WORDS ON BIRDS
---- — First, an interesting note from afield. A Calliope hummingbird was found on Nantucket last weekend. Our smallest hummingbird from the southwestern United States, this is only about the fifth record of this bird for Massachusetts. As I have mentioned before, if you still have hummingbird feeders up, or flowers that have not succumbed to the cold, and you see a hummingbird out this time of year, check it carefully.
This is the time of year when we are visited by vagrant hummingbirds from the western states that, for whatever reason, migrate east instead of south. Take a picture if you can as hummingbird identification can be tricky. Keep a close eye out for other unusual birds in your yard as well.
As the weather changes, I thought I would again share some thoughts about having suet available for birds. As the weather gets colder, some birds become more active around the bird feeders. Not only do they go for the bird seed, but the suet begins disappearing faster as well. Have you ever wondered why this is?
Birds have a high metabolic rate and must eat constantly during the day to have enough reserves to carry them through the colder nights. The colder the nights, the more reserves they need. They must also be able to convert that food quickly to heat and energy to survive. Foods with higher oil and fat content become most important.
Black oil sunflower, peanuts, safflower, corn and suet are some of the highest oil content foods that you can serve birds during the colder months. Suet, by far, provides more energy per bite than all the others. Suet is fat from cattle and sheep. Of course there is nothing like suet in the natural world for birds, so why are birds attracted to it? It is speculated that suet is an excellent substitute for insects, which are a rich source of fat and protein for birds during warmer months. Birds probably use suet to supplement insects during the warmer months and as a substitute during colder months when insects are not available.

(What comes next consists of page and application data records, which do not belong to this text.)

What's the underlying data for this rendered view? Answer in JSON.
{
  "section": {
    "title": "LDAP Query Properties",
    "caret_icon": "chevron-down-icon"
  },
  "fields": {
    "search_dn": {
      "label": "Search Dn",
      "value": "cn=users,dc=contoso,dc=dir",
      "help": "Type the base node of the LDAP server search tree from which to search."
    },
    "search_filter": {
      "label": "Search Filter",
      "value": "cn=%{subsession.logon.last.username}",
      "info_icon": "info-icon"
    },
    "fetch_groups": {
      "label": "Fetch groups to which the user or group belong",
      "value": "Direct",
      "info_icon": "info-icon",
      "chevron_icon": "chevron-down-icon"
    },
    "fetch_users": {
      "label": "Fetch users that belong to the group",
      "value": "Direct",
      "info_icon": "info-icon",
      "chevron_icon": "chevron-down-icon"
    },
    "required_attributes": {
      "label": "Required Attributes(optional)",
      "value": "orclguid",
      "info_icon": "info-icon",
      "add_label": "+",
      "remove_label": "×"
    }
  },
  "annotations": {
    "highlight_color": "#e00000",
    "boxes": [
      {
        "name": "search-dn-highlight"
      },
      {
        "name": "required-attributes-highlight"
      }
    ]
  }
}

Suet can be purchased from a local butcher or market. When I was young, our butcher use to give it to me free because he had to pay to have it hauled away. Now that it has become a more popular bird feeding commodity, they charge us for this “waste.” Raw suet, however, can melt in warmer weather, turn rancid rather quickly, or it can freeze during colder weather. So most suet that is put in bird feeders in rendered.
You can render raw suet yourself by chopping it up and melting it down. By heating and straining out the solid fats, you can refrigerate the liquid to provide a harden suet for the birds. I use to render my suet and mix in cornmeal, peanut butter and seed, but my parents complained when I “stunk up” the kitchen with my concoction.
An easier alternative is to purchase low cost suet that is already rendered and cut into convenient sizes that fit most suet feeders. Commercial suet is mixed with all kinds of yummy treats for the birds including peanuts, seeds, insects, and fruit. Suet that contain nuts and seed are more attractive to seed eaters, whereas, the orange and berry flavored suet is more attractive to fruit eaters.
Suet is attractive to all of the woodpeckers, including flickers and even the large, pileated woodpeckers. Suet is also popular with nuthatches, chickadees and titmice. Carolina wrens and brown creepers will also visit suet feeders.
Orioles, catbirds, mockingbirds and tanagers enjoy the fruit flavored suet. Suet feeders come in all sizes and shapes. There are simple cages, but the woodpeckers prefer longer cages or those that have an extension on the bottom called a “tail prop.” Woodpeckers use their stiff tail to brace themselves as they cling to trees. Placing a suet feeder on a tree trunk, or providing a suet feeder with an extension for their tail helps them to brace themselves while eating. There is even a very large version of a tail-prop suet feeder for the pileated woodpecker.
There are also log suet feeders that are, basically, wood logs with holes drilled in them. Suet “plugs” are put in the holes and woodpeckers and other clinging birds will use the log, without perches that might attract starlings or squirrels.
Other effective suet feeder designs include an “upside-down” feeder which exposes the suet only underneath the feeder. The clinging birds don’t mind hanging upside down to feed. This design helps discourage starlings, grackles and squirrels. Another feeder style that has a cage around it further discourages squirrels and larger birds. If squirrels become a real problem, you can try offering “pure” suet, rendered beef suet without all the “fixin’s,” like the seeds and nuts that the squirrels are really after.
Providing suet for birds helps them survive, while providing us with great entertainment, and it gives new meaning to the term “watching your fat!”
Steve Grinley is the owner of Bird Watcher’s Supply and Gift at the Route 1 traffic circle in Newburyport and the Nature Shop at Joppa Flats.